The transport sector is one of the most fossil fuel dependent sectors accounting for one third of total greenhouse gas emissions in Europe. This figure is projected to grow in the coming years, and yet, it is unclear where a solution will come from. To explore what contribution biodiesels will have, we spoke to Raffaello Garofalo, the Secretary General of the European Biodiesel Board.
Will biodiesel reduce our dependency on fossil fuels?
Biofuels are the only sustainable and immediately commercially available alternative to fossil fuels and is currently the most viable European solution to reduce emissions from diesel transportation in the EU. The largest part of fuel consumption in Europe is diesel: in some countries like France, Italy or Belgium cars purchased in the last 12 months are in ¾ of cases fuelled by diesel. Biodiesel is the only renewable fuel that can be used for decarbonizing goods transportation (lorries) and in Aviation and Maritime application (both diesel kind of fuels).
Biodiesel can save in most cases 50% of greenhouse gas (GHG) emissions. In some cases when advanced biodiesel is taken into consideration, it can save even up to higher percentages when compared to fossil fuels equivalent.
Europe is the worldwide leader in biodiesel production.

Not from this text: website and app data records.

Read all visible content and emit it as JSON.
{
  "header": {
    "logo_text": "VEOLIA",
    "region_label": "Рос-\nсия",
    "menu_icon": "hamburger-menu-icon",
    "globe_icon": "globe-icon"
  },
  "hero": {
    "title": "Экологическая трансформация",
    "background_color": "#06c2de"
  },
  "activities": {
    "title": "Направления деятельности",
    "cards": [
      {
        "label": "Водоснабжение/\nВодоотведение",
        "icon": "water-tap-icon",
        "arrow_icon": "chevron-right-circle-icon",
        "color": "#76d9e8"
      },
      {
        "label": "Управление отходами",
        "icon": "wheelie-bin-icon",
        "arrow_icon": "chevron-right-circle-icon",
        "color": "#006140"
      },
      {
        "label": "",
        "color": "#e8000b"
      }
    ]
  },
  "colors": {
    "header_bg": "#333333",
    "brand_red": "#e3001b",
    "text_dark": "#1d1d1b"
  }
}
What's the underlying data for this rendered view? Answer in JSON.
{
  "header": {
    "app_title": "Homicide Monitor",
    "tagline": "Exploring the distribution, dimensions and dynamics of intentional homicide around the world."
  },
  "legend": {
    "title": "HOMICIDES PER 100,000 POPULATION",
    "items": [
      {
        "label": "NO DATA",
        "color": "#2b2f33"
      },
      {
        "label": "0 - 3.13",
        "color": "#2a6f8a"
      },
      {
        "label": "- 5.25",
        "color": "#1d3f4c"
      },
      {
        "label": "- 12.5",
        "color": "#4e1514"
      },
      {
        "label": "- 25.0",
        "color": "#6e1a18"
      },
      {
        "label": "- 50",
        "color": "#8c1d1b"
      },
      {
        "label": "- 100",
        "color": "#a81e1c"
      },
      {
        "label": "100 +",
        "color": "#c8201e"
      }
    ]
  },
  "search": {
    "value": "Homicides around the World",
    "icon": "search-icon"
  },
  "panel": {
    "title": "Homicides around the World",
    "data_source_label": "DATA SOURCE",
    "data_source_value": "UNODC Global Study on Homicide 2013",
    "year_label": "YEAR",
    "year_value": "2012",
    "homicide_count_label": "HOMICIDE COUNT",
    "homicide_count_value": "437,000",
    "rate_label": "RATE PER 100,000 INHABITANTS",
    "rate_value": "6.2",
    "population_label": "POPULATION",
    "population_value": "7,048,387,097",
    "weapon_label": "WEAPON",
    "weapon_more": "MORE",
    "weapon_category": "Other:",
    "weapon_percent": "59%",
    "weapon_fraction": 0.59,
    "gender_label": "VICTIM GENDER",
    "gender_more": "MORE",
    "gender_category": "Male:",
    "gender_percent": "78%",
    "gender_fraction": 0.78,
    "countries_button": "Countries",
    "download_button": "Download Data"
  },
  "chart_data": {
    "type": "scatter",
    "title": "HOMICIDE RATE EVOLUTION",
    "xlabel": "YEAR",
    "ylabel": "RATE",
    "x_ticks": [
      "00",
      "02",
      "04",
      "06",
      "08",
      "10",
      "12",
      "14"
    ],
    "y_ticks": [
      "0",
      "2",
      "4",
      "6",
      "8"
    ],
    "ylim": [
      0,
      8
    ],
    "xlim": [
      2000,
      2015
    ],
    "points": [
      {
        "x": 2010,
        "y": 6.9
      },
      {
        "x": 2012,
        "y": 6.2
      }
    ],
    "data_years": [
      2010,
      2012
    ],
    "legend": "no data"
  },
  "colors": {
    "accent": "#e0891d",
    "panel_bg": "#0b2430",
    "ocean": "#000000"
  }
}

The largest part of biodiesel is made in Europe. Its production in the EU is done on certified land where no land use was changed for its production (since the EU agricultural surfaces are subject to strict sustainability criteria).
What role does biofuel have in the energy transition?
Biofuels and biodiesel have a crucial role to play improving the future transport energy supply of Europe. For instance, the 10 million tonnes of biodiesel produced annually partially cover the 30-40 million tonnes of EU diesel deficit – most of which (20 million tonnes annually) is imported from Russia. The role of biodiesel is potentially very important, however the lack of a stable legislative frame in the long term may hamper its further development. Reliable targets and support schemes for the period 2020-30 are needed in order to support the will of investors to continue developing this sector.
Specific targets for 2020-2030 would restore investors’ confidence and support the deployment of a sustainable and advanced alternative to diesel. Biofuels are the only sector abiding by strict sustainability criteria. Should the current framework be abandoned in the long term, it would simply erase the efforts made by the industry so far.
The transport sector is the only part of EU economy where GHG emissions continue to increase every year (particularly on good transport and diesel) and – beyond engine efficiency and very marginal electrification – biodiesel is so far the only possible answer in order to promote EU transport de-carbonization.
How has the ILUC (Indirect Land Use Challenges) debate affected biodiesel production?
Following hasty ILUC debates, the European biodiesel production level stagnated and even decreased in the last few years due political uncertainly as well as economic recession: this has impacted negatively on investments. Recently, a compromise was reached on the ILUC file – where all the lack of consistency of ILUC science and doubts surrounding its implementation where clearly made part of the legislation. The debate on biofuels and biodiesel support is now entering in a new area where pragmatic considerations and facts will need to be the center of all future policies.
As highlighted above, biodiesel represents a real asset to decarbonize EU transport, ensure independence of diesel fuel supply to Europe, ensure that 220,000 linked to the biodiesel sector are kept and developed and finally that the EU protein deficit (proteins are a co-product of biodiesel) can be partially balanced.
How can biodiesel, and biofuels, address the environmental concerns regarding ILUC?
For energy and environment policies, the direct advantages linked to biodiesel need to be better considered and communicated also to the public opinion. In terms of agriculture it has been made clear that biodiesel is an opportunity and not a threat. Both policymakers and public opinion need to realize that crop diversification is highly beneficial for the soil and for limiting pest and disease risks. For EU farmers, biofuels policy can efficiently help support the enforcement of agricultural and rural development policies. Also biodiesel is a development opportunity also in third countries, since at the moment issues in less developed countries are mainly due to underutilization of land and bad agricultural management.
What is the future of European biodiesel?
The future of the EU biofuel industry mainly depends to the decision that the EU institutions will reach. This will give the necessary political certainty to maintain and increase growth in the sector. Discussions on post-2020 targets in the transport sector will play a key role in deciding the destiny of biofuel and in particular biodiesel. A factual debate has to be started on the most pragmatic and simple option to decarbonize the EU.
Renewable fuels targets and especially fuel GHG emission reduction for 2020 need to be continued and developed. This will need an open and democratic debate among all the stakeholders and EU authorities in the next months. In this frame the main perspectives need to be identified in order to secure and develop support for biodiesel in the forthcoming 10-15 years.